July 12, 2005 5:44:21 PM

Archived from groups: microsoft.public.windowsnt.terminalserver.client (More info?)

Leythos <void@nowhere.lan> wrote on 12 jul 2005:

> In article <Xns9690A9DE963B5veranoesthemutforsse@207.46.248.16>,
> Vera.Noest@remove-this.hem.utfors.se says...
>> RDP is encrypted with 128-bit bi-directional RC4 Encryption by
>> default (and if the client supports 128-bit).
>> If your Terminal Server is behind a firewall and you have a
>> strong password policy, there's no reason for VPN from a
>> security point of view. And if you don't have full control over
>> the other end of the VPN tunnel (a home PC), then I would say
>> VPN is less secure.
>
> Sure there is - if you "Trust" that there are no exploits in the
> MS TS service then you are correct, you don't need a VPN.
>
> On the other hand, I don't trust the OS to be exploit free and
> always put our servers behind a Firewall Appliance at the border
> and one that is not setup to authenticate with the domain - so
> that domain accounts with weak passwords can't get users pass
> the firewall.
>
> Our solution is to ALWAYS setup a firewall appliance, users VPN
> into the appliance, rule per use to restrict the VPN user to a
> specific set of IP/Port combinations inside the lan, and then
> they still have to authenticate with the domain/network. This
> type of mind-set has kept our clients uncompromised for as along
> as they have been using public facing services.

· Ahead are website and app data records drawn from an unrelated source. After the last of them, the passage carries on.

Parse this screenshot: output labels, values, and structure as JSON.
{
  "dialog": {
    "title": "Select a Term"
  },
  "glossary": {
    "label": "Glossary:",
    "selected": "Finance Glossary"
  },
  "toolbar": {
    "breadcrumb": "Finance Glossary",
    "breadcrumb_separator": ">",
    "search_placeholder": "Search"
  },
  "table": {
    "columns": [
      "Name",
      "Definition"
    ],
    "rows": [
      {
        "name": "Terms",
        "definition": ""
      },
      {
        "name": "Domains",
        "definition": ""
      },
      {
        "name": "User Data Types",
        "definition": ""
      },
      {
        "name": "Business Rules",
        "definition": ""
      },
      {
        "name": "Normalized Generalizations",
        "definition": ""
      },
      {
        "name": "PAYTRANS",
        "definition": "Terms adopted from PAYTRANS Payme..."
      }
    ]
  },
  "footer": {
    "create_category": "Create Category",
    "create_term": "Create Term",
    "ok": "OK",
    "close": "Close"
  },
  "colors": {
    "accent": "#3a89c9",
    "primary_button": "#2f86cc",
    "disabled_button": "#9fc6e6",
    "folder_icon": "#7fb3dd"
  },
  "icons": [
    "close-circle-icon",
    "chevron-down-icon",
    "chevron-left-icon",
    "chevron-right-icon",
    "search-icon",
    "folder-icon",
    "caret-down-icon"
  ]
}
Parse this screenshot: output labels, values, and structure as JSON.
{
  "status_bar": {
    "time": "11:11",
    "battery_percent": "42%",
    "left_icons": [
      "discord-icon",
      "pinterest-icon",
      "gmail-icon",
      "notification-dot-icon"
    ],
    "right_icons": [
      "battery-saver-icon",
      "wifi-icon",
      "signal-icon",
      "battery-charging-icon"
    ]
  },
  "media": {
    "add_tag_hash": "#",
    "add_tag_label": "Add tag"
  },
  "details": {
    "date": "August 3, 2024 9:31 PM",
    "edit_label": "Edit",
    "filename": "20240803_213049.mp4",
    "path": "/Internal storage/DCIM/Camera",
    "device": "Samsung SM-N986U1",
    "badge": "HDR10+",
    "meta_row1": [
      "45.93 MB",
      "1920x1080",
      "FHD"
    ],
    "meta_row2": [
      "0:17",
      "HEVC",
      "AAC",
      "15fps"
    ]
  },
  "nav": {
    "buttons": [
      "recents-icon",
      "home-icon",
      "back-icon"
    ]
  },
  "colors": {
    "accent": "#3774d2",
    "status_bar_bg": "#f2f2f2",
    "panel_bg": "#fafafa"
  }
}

OK, I understand what you mean, but the funny thing is that to the
best of my knowledge there have not been any known exploits of TS.

And of course you need a firewall and strong passwords, we totally
agree on that.

But I still think that VPN from a home PC (where the user is local
Administrator and has an unlimited amount of malware, spyware etc
running) into your corporate LAN is not the safest of possible
solutions.

_________________________________________________________
Vera Noest
MCSE,CCEA, Microsoft MVP - Terminal Server
http://hem.fyristorg.com/vera/IT
*----------- Please reply in newsgroup -------------*
!